If you’re arriving in Scotland by plane and are coming to Cowal, the closest airport is Glasgow Airport. From there you are less than two hours from Cowal. You can hire a car from one of several car-hire companies at the airport. Check the Glasgow Airport website for information and on-line booking. To get from the airport to Cowal drive onto the nearby motorway (M8) and go west. After a few miles it will turn into the A8 (an ordinary fast road, not a motorway) – keep going. At the town of Greenock a junction will take you onto the A770 signposted for Gourock. Follow that road along the shore through the town of Gourock and out westwards. The car-ferry (Western Ferries) is at McInroy’s Point.
On arriving at Glasgow Airport, you may prefer to take the train. If so, go to the nearest railway station at Paisley Gilmour Street (take MacGill’s bus, no. 757 or a taxi – it’s a short journey). From there take the westbound train to Gourock, and walk 100 yards from Gourock railway station to the Argyll Ferries terminal (‘the wee ferry’, which doesn’t take motor vehicles but will take your bicycle free of charge). You don’t need to book. It arrives at Dunoon at the pier close to the town centre.
COWAL BY TRAIN
If you are coming to Scotland by train, take the Gourock train from Glasgow Central, and then the Argyll Ferries crossing (as above).
COMING BY CAR
If you are coming from the Central Belt of Scotland – Glasgow and further south and east – the simplest way to get to Cowal is by the Western Ferries crossing from Gourock (as described above).

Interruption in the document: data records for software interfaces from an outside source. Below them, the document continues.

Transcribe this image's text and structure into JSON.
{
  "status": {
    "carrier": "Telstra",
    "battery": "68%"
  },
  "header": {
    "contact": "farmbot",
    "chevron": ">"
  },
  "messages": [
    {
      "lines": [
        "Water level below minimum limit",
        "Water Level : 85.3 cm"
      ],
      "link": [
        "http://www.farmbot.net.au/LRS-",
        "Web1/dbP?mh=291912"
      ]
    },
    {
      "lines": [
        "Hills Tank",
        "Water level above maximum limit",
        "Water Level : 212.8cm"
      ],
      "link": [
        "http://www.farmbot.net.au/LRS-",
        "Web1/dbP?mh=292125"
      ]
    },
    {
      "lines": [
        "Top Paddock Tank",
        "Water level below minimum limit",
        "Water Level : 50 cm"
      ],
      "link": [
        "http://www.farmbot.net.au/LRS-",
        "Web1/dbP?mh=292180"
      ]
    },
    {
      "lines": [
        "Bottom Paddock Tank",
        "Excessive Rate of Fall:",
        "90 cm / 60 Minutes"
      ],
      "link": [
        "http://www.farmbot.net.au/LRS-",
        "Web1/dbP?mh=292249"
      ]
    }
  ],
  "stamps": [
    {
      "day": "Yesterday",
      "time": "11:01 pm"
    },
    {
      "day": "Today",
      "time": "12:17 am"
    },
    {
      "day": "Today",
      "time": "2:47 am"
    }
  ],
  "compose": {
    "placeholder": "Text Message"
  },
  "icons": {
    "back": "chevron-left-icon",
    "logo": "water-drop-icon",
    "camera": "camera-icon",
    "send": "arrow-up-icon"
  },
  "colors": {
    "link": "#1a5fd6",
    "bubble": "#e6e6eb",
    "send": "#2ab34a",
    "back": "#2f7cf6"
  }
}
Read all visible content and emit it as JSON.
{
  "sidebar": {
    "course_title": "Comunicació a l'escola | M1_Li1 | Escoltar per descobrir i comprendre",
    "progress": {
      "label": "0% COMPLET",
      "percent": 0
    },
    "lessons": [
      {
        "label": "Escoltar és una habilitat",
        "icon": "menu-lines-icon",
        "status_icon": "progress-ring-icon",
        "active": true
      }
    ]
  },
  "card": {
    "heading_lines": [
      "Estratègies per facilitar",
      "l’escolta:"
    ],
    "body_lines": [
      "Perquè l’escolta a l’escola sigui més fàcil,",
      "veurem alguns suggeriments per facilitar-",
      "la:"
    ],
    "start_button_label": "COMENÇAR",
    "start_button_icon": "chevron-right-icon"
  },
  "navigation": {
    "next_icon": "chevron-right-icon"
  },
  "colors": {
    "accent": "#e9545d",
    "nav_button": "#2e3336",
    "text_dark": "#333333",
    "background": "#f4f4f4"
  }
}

If you are coming south from Oban, you may have been visiting the ancient monastery of Iona before coming to Cowal, perhaps visiting the community there), or seeing parts of the Highlands further north. On your journey south to Cowal, coming down the A816 (the main road from Oban to Lochgilphead and on to Cowal), you should visit the astonishing landscape of Kilmartin Glen, with its 5,000-year old monuments, bronze-age rock carvings and medieval church sites and carvings. Here Kilmartin Museum does a wonderful job of interpreting the ancient landscape and its artefacts. It also serves great food – the perfect place to stop for lunch.
You may be arriving in Cowal from the north-east and east. In that case you will arrive via Tarbet and Arrochar (a narrow neck of land connecting Loch Lomond and the head of Loch Long. Follow the A83 westwards, over the Rest and Be Thankful, and at the west end of Glen Kinglas turn south-west along the A815.
FERRIES TO COWAL
The loveliest way to arrive in Cowal is by sea. This is how people moved around the Highlands and Islands for most of our history – farmers, warriors and monks – for whom the sea provided a highway, while the land was generally an obstacle. The waters of the outer Firth of Clyde can bring you to Cowal from several different directions.
As already mentioned, from the south, Western Ferries run regular services from Gourock to Dunoon (Hunter’s Quay). You can travel by car or bus on this route, or as a foot-passenger or cyclist. The crossing takes 20 minutes. Also sailing from Gourock is the Argyll Ferries crossing. The Argyll Ferries boat does not take cars or motor-bikes at present, but you can bring your bicycle (free of charge). Argyll Ferries have the advantage of connecting with train services from Glasgow, so that you step off your train and more or less straight onto the ferry (and you can carry your bicycle on the train for free too).
CalMac will also take you to Cowal from the Isle of Bute, on what must be one of the shortest ferry-journeys in the country. The crossing takes only five minutes, across a beautiful narrow stretch of water called the Kyles of Bute. It lands at Colintraive (the name here is Gaelic caol an t-snàimh, ‘the narrow place of the swimming’, for this was where for centuries the cattle reared on Bute were swum across the narrows to be driven overland to market). If coming to Cowal this way, you would probably take a CalMac ferry from Wemyss Bay on the mainland to Rothesay on Bute. Do have a look round Bute while you are there. An unmissable attraction there is the ancient monastery of St Blane at Kingarth – a beautiful and fascinating site, with early carved stones, one of the earliest attested churches in Scotland. You can drive around Bute of course, but this is great cycling country too, and for walkers the West Island Way runs from Kingarth in the south all the way along Bute to the Colintraive ferry at the north end, connecting you to the Cowal Way – another great walking route.